- [EXERCISE DETAILS]
Lines that include the word "Outs" should be copied from the listing that follows.

- [INFORMATION SUPPLIED]
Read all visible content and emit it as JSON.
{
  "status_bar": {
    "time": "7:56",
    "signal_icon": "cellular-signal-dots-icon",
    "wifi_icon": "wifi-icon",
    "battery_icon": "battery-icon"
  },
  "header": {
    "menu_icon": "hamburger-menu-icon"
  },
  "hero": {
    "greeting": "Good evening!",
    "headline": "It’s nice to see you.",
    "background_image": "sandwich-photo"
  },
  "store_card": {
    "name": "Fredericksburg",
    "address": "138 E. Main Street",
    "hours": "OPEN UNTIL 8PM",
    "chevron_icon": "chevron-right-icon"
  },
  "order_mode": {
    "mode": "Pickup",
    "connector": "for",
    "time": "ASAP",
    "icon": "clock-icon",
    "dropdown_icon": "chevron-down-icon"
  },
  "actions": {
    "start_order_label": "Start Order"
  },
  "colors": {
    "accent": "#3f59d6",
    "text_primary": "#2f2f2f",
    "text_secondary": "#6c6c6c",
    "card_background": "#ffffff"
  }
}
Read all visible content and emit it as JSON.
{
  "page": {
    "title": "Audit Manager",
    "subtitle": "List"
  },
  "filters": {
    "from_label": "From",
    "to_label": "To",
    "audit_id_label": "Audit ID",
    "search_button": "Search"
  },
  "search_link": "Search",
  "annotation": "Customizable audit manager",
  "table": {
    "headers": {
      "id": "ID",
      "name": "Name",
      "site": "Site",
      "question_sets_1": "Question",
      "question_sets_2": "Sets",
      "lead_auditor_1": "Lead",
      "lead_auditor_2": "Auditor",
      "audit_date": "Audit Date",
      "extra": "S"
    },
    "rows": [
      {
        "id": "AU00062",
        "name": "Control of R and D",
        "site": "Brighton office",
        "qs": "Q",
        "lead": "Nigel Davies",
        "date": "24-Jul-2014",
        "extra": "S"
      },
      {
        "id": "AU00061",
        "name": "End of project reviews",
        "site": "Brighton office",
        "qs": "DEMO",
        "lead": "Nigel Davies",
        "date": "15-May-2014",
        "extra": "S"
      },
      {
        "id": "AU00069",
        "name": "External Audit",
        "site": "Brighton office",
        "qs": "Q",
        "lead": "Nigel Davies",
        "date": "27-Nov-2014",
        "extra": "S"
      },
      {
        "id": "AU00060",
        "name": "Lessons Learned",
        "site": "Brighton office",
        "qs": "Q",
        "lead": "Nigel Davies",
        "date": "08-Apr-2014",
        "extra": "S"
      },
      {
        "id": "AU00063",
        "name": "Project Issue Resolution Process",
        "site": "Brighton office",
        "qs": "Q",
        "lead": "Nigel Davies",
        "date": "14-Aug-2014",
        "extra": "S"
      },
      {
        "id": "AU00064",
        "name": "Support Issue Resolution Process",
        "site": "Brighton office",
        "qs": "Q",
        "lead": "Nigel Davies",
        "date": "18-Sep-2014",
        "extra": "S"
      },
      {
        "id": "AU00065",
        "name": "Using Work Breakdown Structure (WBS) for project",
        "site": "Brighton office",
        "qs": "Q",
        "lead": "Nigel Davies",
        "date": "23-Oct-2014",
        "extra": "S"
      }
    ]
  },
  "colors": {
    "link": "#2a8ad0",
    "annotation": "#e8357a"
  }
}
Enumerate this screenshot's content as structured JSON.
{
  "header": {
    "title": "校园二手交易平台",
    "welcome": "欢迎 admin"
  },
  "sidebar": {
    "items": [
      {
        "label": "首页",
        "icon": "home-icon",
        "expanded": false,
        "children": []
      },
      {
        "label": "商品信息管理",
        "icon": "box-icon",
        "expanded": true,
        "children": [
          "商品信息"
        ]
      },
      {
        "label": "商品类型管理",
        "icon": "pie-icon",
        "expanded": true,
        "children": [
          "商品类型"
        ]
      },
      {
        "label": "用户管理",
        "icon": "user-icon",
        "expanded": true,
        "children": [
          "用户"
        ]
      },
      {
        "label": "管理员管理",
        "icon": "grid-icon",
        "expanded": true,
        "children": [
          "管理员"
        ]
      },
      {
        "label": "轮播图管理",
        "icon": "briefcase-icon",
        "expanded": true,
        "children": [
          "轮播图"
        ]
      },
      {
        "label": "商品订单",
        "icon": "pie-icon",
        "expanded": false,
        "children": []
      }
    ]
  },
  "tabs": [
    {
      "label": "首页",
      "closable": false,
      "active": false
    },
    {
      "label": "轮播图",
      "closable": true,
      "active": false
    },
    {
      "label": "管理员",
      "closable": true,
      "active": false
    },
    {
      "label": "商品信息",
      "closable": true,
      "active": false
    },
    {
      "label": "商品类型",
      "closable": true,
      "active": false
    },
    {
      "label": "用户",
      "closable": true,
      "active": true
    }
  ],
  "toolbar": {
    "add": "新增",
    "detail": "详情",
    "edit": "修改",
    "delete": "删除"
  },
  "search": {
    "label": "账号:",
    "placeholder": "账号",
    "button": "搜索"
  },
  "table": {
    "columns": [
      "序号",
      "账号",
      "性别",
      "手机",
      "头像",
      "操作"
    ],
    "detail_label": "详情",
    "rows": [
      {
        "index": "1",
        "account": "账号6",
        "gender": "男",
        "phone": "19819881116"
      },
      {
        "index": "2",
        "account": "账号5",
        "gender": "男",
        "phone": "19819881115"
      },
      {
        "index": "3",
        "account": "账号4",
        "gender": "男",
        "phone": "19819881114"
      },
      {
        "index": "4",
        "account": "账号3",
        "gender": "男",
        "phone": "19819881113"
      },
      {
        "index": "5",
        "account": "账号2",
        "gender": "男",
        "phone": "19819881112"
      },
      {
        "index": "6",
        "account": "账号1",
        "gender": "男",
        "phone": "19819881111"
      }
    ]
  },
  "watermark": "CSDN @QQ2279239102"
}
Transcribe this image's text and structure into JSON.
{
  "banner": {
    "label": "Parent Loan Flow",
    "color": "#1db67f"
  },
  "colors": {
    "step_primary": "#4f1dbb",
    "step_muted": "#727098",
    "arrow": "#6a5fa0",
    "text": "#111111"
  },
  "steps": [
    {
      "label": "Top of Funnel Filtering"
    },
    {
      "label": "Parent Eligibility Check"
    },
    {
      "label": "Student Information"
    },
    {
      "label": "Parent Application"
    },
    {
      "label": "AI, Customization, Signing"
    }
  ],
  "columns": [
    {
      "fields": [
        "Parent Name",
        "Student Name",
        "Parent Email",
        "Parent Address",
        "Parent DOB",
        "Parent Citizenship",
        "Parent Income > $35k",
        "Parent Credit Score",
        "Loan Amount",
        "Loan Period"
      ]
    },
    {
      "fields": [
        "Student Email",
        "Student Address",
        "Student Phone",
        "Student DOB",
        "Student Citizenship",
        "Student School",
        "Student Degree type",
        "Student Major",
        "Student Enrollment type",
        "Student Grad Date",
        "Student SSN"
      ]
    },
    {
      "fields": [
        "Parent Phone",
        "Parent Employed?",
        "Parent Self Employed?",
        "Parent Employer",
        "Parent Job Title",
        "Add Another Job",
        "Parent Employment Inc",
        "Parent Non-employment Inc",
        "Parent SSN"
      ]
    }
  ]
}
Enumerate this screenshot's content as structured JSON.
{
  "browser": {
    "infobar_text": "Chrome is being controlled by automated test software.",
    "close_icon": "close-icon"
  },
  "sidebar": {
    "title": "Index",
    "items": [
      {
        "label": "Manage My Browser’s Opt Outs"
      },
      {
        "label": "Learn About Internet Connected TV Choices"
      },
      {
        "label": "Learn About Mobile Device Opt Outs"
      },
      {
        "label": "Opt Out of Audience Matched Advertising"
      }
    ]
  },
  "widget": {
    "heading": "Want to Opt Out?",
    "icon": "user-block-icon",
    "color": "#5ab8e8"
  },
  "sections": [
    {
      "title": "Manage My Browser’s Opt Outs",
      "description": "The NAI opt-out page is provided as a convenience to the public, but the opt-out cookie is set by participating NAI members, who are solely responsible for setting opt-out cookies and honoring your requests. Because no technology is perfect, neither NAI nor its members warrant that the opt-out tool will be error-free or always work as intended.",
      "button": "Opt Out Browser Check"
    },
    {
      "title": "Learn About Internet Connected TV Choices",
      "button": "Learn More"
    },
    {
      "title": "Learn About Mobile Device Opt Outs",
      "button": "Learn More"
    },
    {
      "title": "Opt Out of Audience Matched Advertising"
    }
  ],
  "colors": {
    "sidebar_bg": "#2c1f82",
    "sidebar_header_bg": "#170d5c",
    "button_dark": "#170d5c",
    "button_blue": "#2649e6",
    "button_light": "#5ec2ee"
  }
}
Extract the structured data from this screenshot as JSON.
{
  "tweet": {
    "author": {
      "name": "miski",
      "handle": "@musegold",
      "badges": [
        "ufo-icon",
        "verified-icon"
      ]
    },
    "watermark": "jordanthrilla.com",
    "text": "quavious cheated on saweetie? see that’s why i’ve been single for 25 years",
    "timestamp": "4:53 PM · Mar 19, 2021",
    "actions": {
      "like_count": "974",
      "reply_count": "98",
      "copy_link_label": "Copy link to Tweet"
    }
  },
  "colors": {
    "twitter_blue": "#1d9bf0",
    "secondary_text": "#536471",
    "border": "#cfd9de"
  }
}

- [RESPONSE]
        "label": "Manage My Browser’s Opt Outs"
        "label": "Learn About Mobile Device Opt Outs"
      "title": "Manage My Browser’s Opt Outs",
      "title": "Learn About Mobile Device Opt Outs",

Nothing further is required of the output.